Today, Bird sees the world of Chinese small-caps as a kind of no-man's land, where dishonest executives can submit misleading statements to U.S. regulators without fear of punishment on either side of the Pacific. Individual investors are vulnerable and in most cases unaware of the special dangers associated with RTOs, he says.
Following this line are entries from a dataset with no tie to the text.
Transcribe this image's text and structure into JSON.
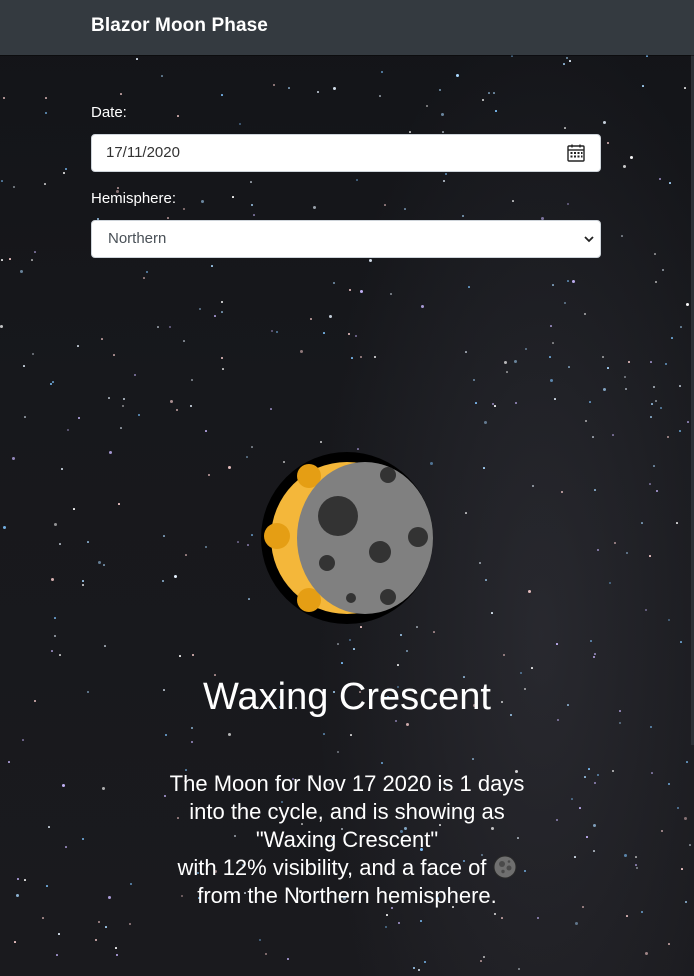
{
  "app": {
    "title": "Blazor Moon Phase"
  },
  "form": {
    "date_label": "Date:",
    "date_value": "17/11/2020",
    "hemisphere_label": "Hemisphere:",
    "hemisphere_selected": "Northern"
  },
  "moon": {
    "phase_name": "Waxing Crescent",
    "visibility_percent": 12,
    "description_line1": "The Moon for Nov 17 2020 is 1 days",
    "description_line2": "into the cycle, and is showing as",
    "description_line3": "\"Waxing Crescent\"",
    "description_line4": "with 12% visibility, and a face of",
    "description_line5": "from the Northern hemisphere."
  },
  "icons": {
    "calendar": "calendar-icon",
    "dropdown": "chevron-down-icon",
    "moon": "moon-phase-icon",
    "face": "moon-face-icon"
  },
  "colors": {
    "navbar": "#343a40",
    "moon_crescent": "#f4b73a",
    "moon_dark": "#808080",
    "moon_outline": "#000000"
  }
}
He found inspiration for his work in the spring of 2009, when he came upon research by Manuel Asensio. Asensio is now managing partner of Mill Rock Investment Advisors, a firm that espouses a balanced approach to investments, but he is perhaps best known as the vocal short seller who runs asensio.com, a Web site that speaks of a "unique combination of proprietary trading and public advocacy of its positions."Asensio was then boring into a small-cap called China Sky One Medical (CSKI). Based in Harbin City, in northeastern China, the company had merged into a U.S. shell in 2006 and had uplisted to the Nasdaq in 2008, SEC records show. The company described itself as a purveyor of ancient Chinese homeopathic remedies updated for modern consumers. In several notes published on his Web site, Asensio had attacked China Sky One Medical's products, a cornucopia of curatives and diagnostic tests: dental ulcer sprays, cough-suppression suppositories, anti-depression "granules," magnetic hemorrhoid ointments, and myopia-correcting eye drops. The product line described on the company's web site also includes Angelica Nourishing Blood Syrup, for the treatment of "irregular menses" and "postpartum blood deficiency," and Jieyinling Lotion for Private Parts, for the treatment of "cervical erosion, gonorrhea, syphilis, and so on." The skepticism rooted in Bird's own trench-level business experience kicked into overdrive. He soon found himself reading China Sky One's annual report filed with the SEC, its 2008 10-K. Bird looks at financial documents with a nuts-and-bolts perspective. Early experience in the real estate business taught him the value of thorough credit checks. In the theater business -- he says he once owned a string of cineplexes in and around Austin -- he learned a bit about marketing and promotion. "We did popcorn and juju beans and soda pop by the gallon," Bird recalls of his work in theaters. "I know a little bit about high-margin garbage."